Zollinger-Ellison syndrome (ZES) is caused by a non–beta islet cell, gastrin-secreting tumor of the pancreas that stimulates the acid-secreting cells of the stomach to maximal activity, with consequent gastrointestinal mucosal ulceration. ZES may occur sporadically or as part of an autosomal dominant familial syndrome called multiple endocrine neoplasia type 1 (MEN 1). The primary tumor is usually located in the duodenum, the pancreas, and abdominal lymph nodes, but ectopic locations have also been described (eg, heart, ovary, gall bladder, liver, kidney).
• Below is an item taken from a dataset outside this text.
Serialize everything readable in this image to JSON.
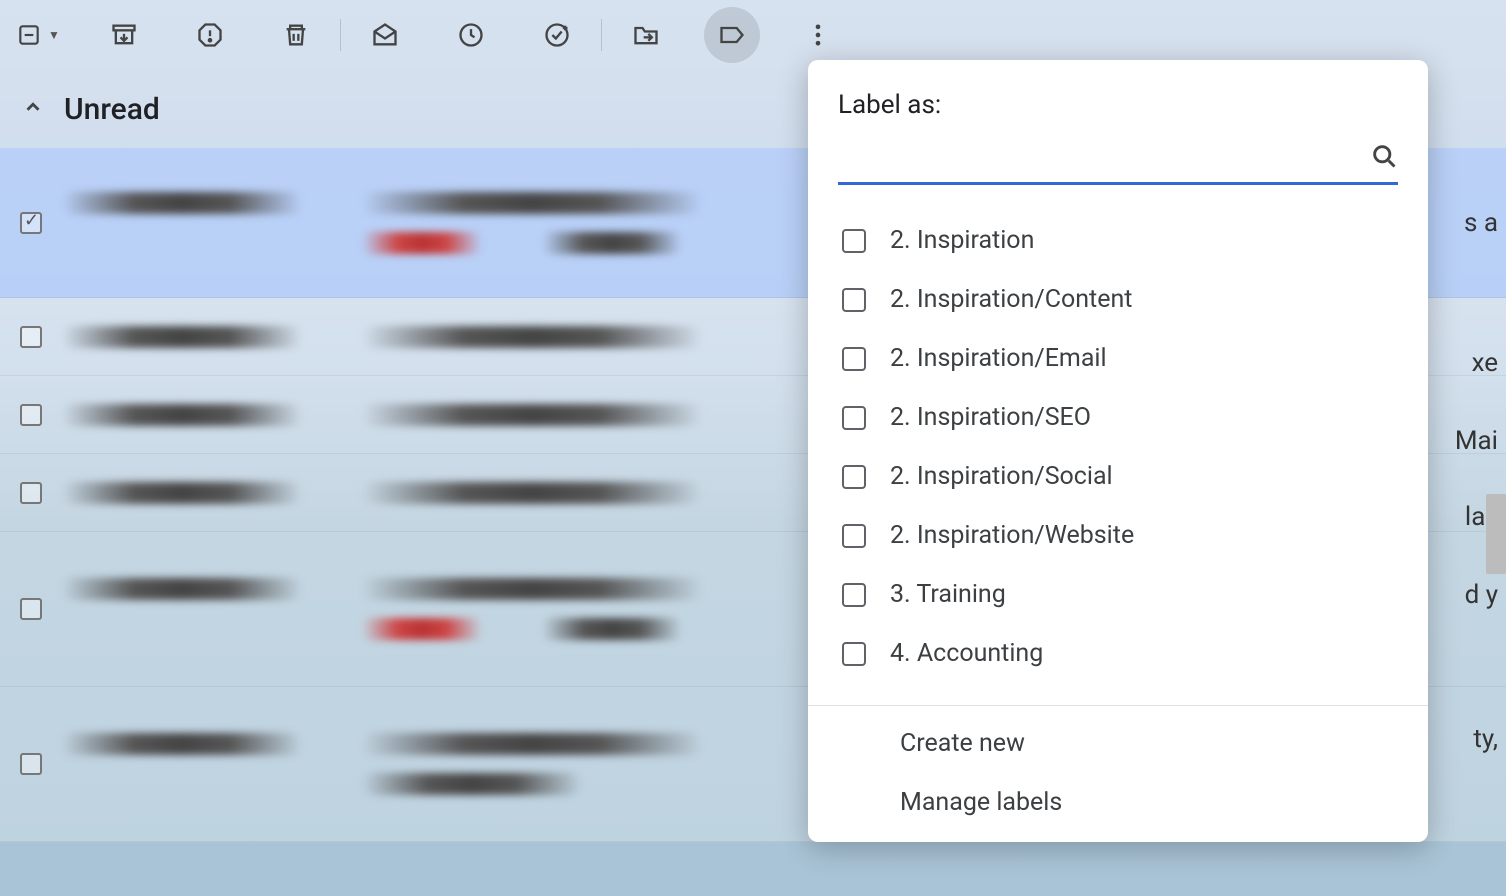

The symptoms of ZES are secondary to hypergastrinemia, which causes hypertrophy of the gastric mucosa, leading to increased numbers of parietal cells and increased maximal acid output. Gastrin by itself also stimulates acid secretion, resulting in increased basal acid secretion. The large quantity of acid produced leads to gastrointestinal mucosal ulceration. It also leads to diarrhea and malabsorption. Malabsorption in ZES usually is multifactorial, being caused by direct mucosal damage by acid, inactivation of pancreatic enzymes, and precipitation of bile salts. ZES is sporadic in 75% of patients, while in the other 25% it is associated with MEN 1, an autosomal dominant condition characterized by hyperparathyroidism, pancreatic endocrine tumors, and pituitary tumors.
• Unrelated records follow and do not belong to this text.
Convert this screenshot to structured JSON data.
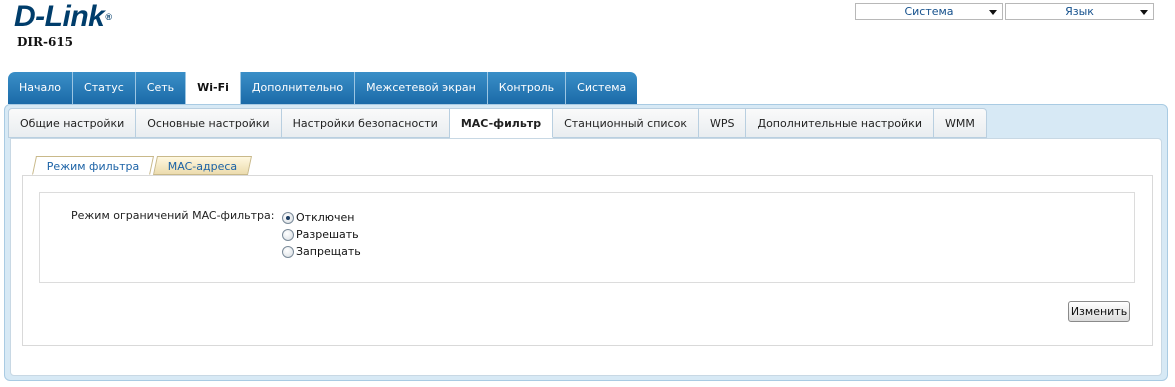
{
  "brand": {
    "logo": "D-Link",
    "reg_mark": "®",
    "model": "DIR-615"
  },
  "top_selects": {
    "system": "Система",
    "language": "Язык"
  },
  "main_tabs": [
    {
      "label": "Начало",
      "active": false
    },
    {
      "label": "Статус",
      "active": false
    },
    {
      "label": "Сеть",
      "active": false
    },
    {
      "label": "Wi-Fi",
      "active": true
    },
    {
      "label": "Дополнительно",
      "active": false
    },
    {
      "label": "Межсетевой экран",
      "active": false
    },
    {
      "label": "Контроль",
      "active": false
    },
    {
      "label": "Система",
      "active": false
    }
  ],
  "sub_tabs": [
    {
      "label": "Общие настройки",
      "active": false
    },
    {
      "label": "Основные настройки",
      "active": false
    },
    {
      "label": "Настройки безопасности",
      "active": false
    },
    {
      "label": "MAC-фильтр",
      "active": true
    },
    {
      "label": "Станционный список",
      "active": false
    },
    {
      "label": "WPS",
      "active": false
    },
    {
      "label": "Дополнительные настройки",
      "active": false
    },
    {
      "label": "WMM",
      "active": false
    }
  ],
  "inner_tabs": [
    {
      "label": "Режим фильтра",
      "active": true
    },
    {
      "label": "MAC-адреса",
      "active": false
    }
  ],
  "filter": {
    "label": "Режим ограничений MAC-фильтра:",
    "options": [
      {
        "label": "Отключен",
        "checked": true
      },
      {
        "label": "Разрешать",
        "checked": false
      },
      {
        "label": "Запрещать",
        "checked": false
      }
    ]
  },
  "actions": {
    "change_label": "Изменить"
  }
}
ZES occurs in approximately 0.1-1% of all patients with duodenal ulcers. Its frequency of occurrence is reported to be approximately the same as insulinoma, the most common functioning pancreatic endocrine tumor.
Incidence is 1-3 cases per million patients per year in Sweden, 0.5 cases per million patients per year in Ireland, and 0.1-0.2 cases per million patients per year in Denmark.
Currently, the morbidity and mortality of ZES is low because of improved medical and surgical management of the disease. Fewer than 5% of patients develop a complication, such as abdominal perforation, gastric outlet obstruction, or esophageal stricture.
All races can be affected.
A slight male predominance exists, with a male-to-female ratio of 1.3:1.
The mean age of onset of ZES is 43 years, with the patients with MEN 1/ZES presenting a decade earlier. Generally, a 5- to 7-year delay in diagnosis occurs. In a recent prospective study, fewer than 3% of patients were younger than 20 years, while 7% were older than 60 years at the time of disease onset.
A high index of clinical awareness is needed to make a diagnosis of ZES.
Abdominal pain is the most common symptom, present in 75% of patients. Typically, it is located in the upper abdomen and mimics that of peptic ulcer disease. This symptom is reported more frequently by men and patients with the sporadic form of ZES.
Of patients with ZES, 73% have diarrhea, and this is the most common symptom in patients who have MEN 1/ZES and in female patients.
The combination of diarrhea and abdominal pain is present in more than half the patients.
Heartburn is the third most common symptom, and this symptom mimics gastroesophageal reflux disease (GERD).
Other symptoms include nausea, vomiting, gastrointestinal bleeding, and weight loss. Gastrointestinal bleeding frequently is due to ulceration in the duodenum and is the presenting symptom in 25% of patients.
In patients in whom MEN 1/ZES is suspected, a history indicative of nephrolithiasis, hypercalcemia, and pituitary disorders should be sought. A family history of nephrolithiasis, hyperparathyroidism, and gastrinoma also may be present.
The findings of the physical examination may be normal.
Patients may be pale if presenting with gastrointestinal bleeding.
Jaundice may occur if the tumor compresses the common bile duct, although this presentation is very rare.
Epigastric tenderness may be present.
Dental erosions may be noted if symptoms consistent with GERD are present.
The presence of hepatomegaly suggests liver metastasis.
ZES is caused by a non–beta islet cell, gastrin-secreting tumor of the pancreas that stimulates the acid-secreting cells of the stomach to maximal activity, with consequent gastrointestinal mucosal ulceration.
ZES may occur sporadically or as part of MEN 1.